You can expect to find Cedar Ridge in Iowa, North Dakota, South Dakota, Nebraska, Oklahoma, Missouri, North Carolina, Indiana, Michigan, Pennsylvania, Kentucky, Colorado, New Mexico, Illinois, Wisconsin, Texas, Minnesota, and Kansas. A 750ml bottle runs around $30.00.
I'd like to thank the folks at Cedar Ridge Distillery for providing me a sample of Batch 0438 in exchange for a no-strings-attached, honest review. Now it is time to #DrinkCurious and discover what this Bourbon is all about.
Appearance: Poured neat in my Glencairn glass, Cedar Ridge is the color of brass. It presented a thin rim, but fast, large tears fell back to the pool of liquid sunshine.
Nose: The aroma of roasted corn was difficult to miss. I also found vanilla, brown sugar, and toasted oak. When I took the vapor in my mouth, corn flowed across my tongue.
Palate: As the liquid brushed past my lips, I experienced a thick, creamy mouthfeel. Corn was at the front and joined by caramel. A fruity sensation of plum and pear hit the middle, and on the back, I tasted oak, caramel (again) and clove.
Finish: Long, lingering, and dry, flavors of corn, plum, clove, and oak created an satisfying finish.
Bottle, Bar or Bust: I believe Cedar Ridge is onto something here. Yes, it is a bit young and corn-forward. But it isn't overpowering and there's no slam of ethanol on the nose or palate, and that's important. Quint did a good job at judging the correct proof. It was high enough to pick up flavors without having them muted by too much water. When I take into account the affordability aspect, Cedar Ridge Iowa Straight Bourbon is a winner and snags my coveted Bottle rating. Cheers!
My Simple, Easy-to-Understand Rating System:
- Bottle = Buy it

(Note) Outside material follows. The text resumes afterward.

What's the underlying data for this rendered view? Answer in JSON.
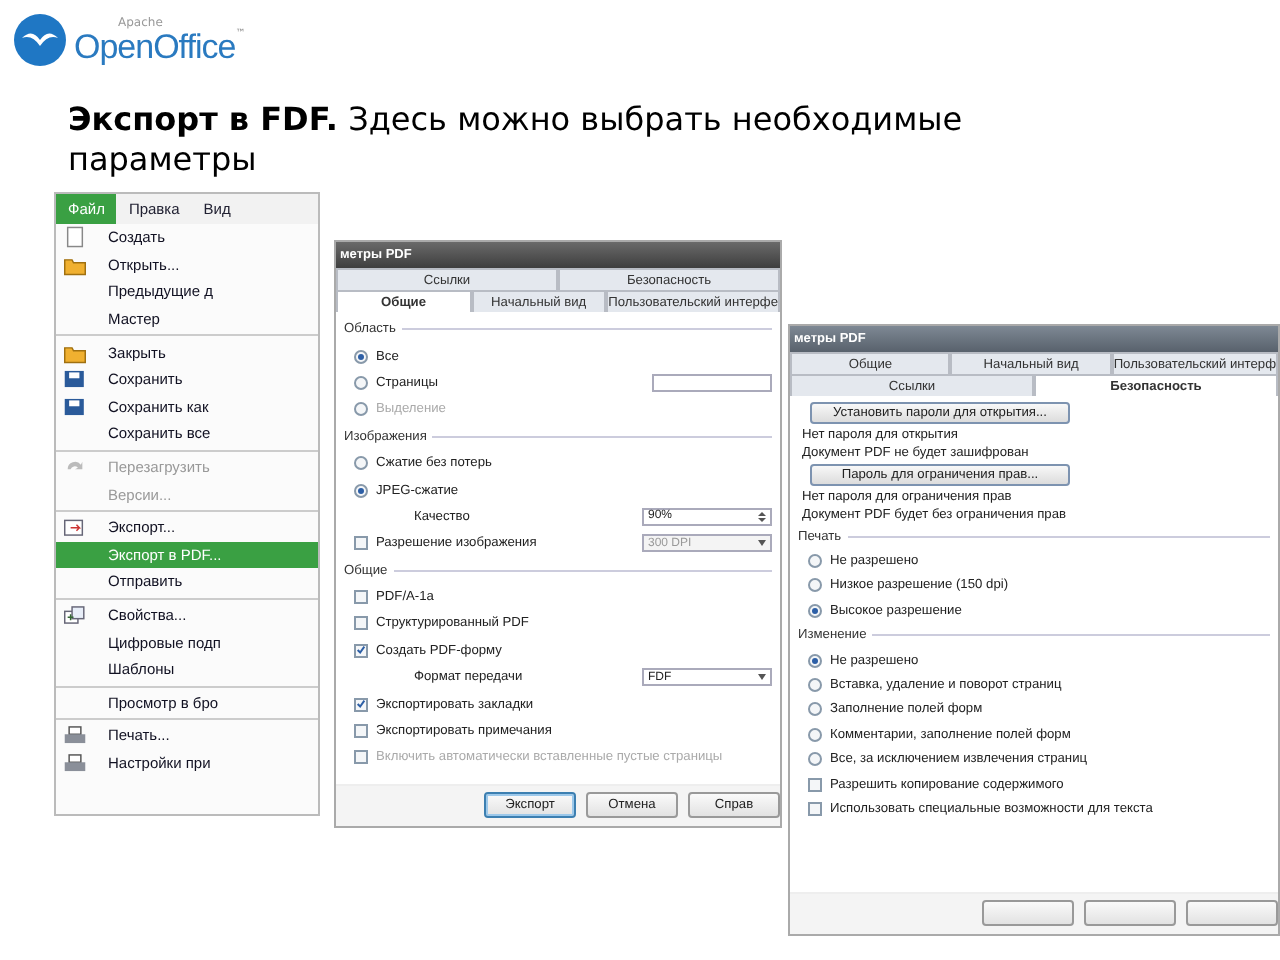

- Bar = Try it first
- Bust = Leave it
Whiskeyfellow encourages you to enjoy your whiskey as you see fit but begs that you do so responsibly.